Wednesday, December 06, 2006
Today's blog is for die-hard writers who get a buzz from talking about rhetoric. No tools or technology today; I'm going through enough of that on the day job :-)
I was structuring a formal analogy the other day, you know--A:B::C:D (read A is to B the way that C is to D), and wondered what the preferred sequence should be. Should the new relationship be in the AB slot with CD being the relationship the reader is already familiar with, or should AB be the familiar relationship and CD be the one that is new to the reader?
I've always been a big fan of using a Given-New rhetoric when trying to explain complicated material. In that scheme you make the topic (subject) of the sentence some concept the reader is already familiar with, and you introduce the new concept in the predicate. Then the next sentence can take the predicate from the previous sentence and make it the subject, since it has now become a "given." The technique allows you to build up a knowledge base, so to speak, within the reader in small, manageable steps.
For example, let's say you had to explain DITA to a reader base for whom it would be a new concept. Watch how in the following text, the subjects of the sentences are concepts that are already familiar to the reader. Pay particular attention to the dance that ensues from a concept going from the predicate position in one sentence (where it was the "new" concept) to being the subject in the next sentence (because it is now a "given" concept). The following explanation assumes that the concept of structured writing is a familiar one to the reader.
A form of structured writing that has gained much popularity in recent years is DITA. DITA stands for Darwin Information Type Archictecture and is an XML-based approach to authoring. XML is the mark-up language that enables authors to share content across different platforms and among different documents.You get the idea. This is a blog and that was a quick example, so don't edit me too critically on it. Like any horse, Given-New can be ridden to death and its overuse can leave your discourse sounding "sing-songish" and feeling mechanical. None-the-less, I have found that it is often a good technique for first drafts of paragraphs where I feel I have to move the readers across a rather large gap between what they already know and what they need to know.
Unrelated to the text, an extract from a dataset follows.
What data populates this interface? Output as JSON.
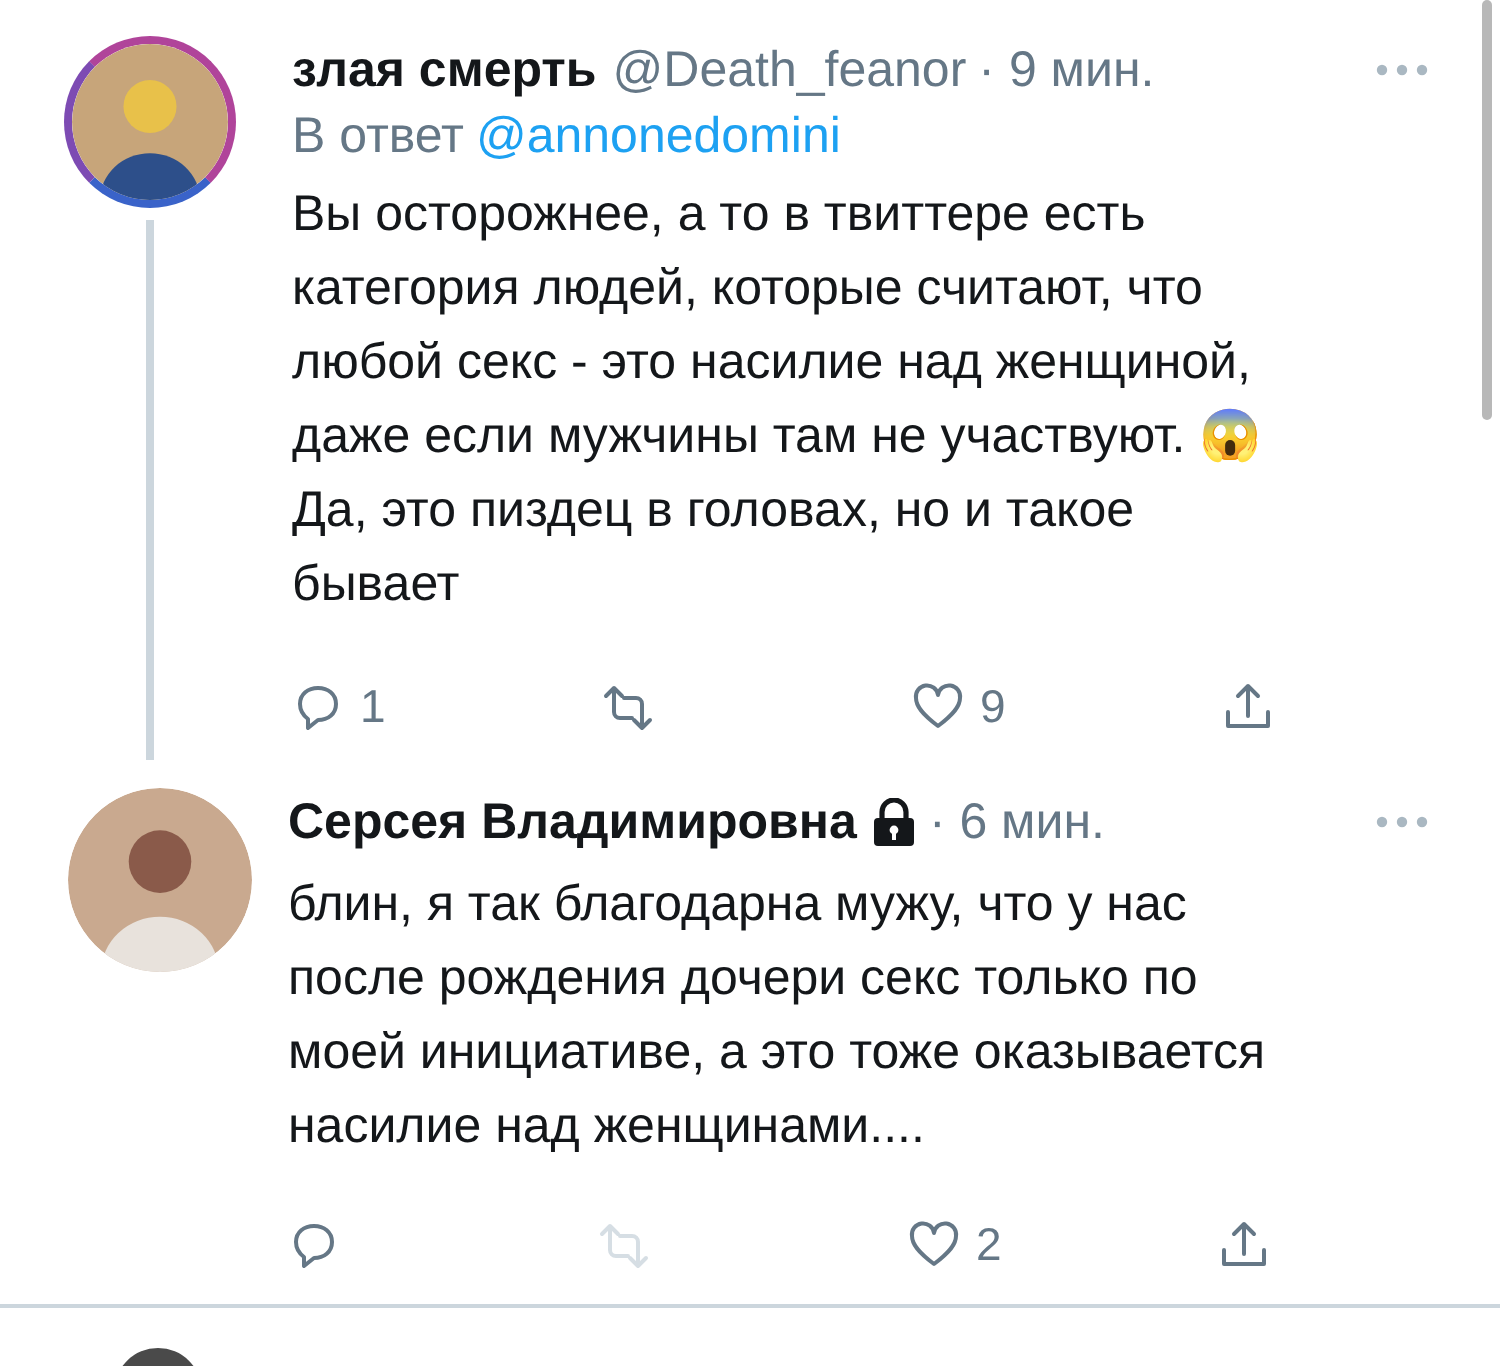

But that logic didn't "feel" right to me when trying to put an analogy together; the order of New-Given seemed better within that device. For example, let's say I am trying to explain DITA topics to someone who is already familiar with Information Mapping. Which of the following analogies works better?
- Topics in DITA are similar to maps in Information Mapping.
- Maps in Information Mapping are similar to topics in DITA.
I think the first works better even though it is leading with the new concept and relating it to a given. Maybe because in context, it would appear in a discussion about topics, and, at least in that context, it would be the given topic.
But beyond that, I think there is something to be gained in an analogy by posing the strange relationship first and then grounding it in the familiar. It seems to be consistent with a principle I have noticed in instructional design: Students have no way to process a solution until they experience the problem. In other words, it's best to raise the question before providing the answer as an isolated fact.